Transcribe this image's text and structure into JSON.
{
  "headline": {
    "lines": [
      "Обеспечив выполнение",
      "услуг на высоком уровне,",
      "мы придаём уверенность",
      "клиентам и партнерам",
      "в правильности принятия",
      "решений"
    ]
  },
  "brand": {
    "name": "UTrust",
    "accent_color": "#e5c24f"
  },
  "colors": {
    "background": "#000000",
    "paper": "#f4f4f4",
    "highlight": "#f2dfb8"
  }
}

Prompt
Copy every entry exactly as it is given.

The completed task
Transcribe this image's text and structure into JSON.
{
  "headline": {
    "lines": [
      "Обеспечив выполнение",
      "услуг на высоком уровне,",
      "мы придаём уверенность",
      "клиентам и партнерам",
      "в правильности принятия",
      "решений"
    ]
  },
  "brand": {
    "name": "UTrust",
    "accent_color": "#e5c24f"
  },
  "colors": {
    "background": "#000000",
    "paper": "#f4f4f4",
    "highlight": "#f2dfb8"
  }
}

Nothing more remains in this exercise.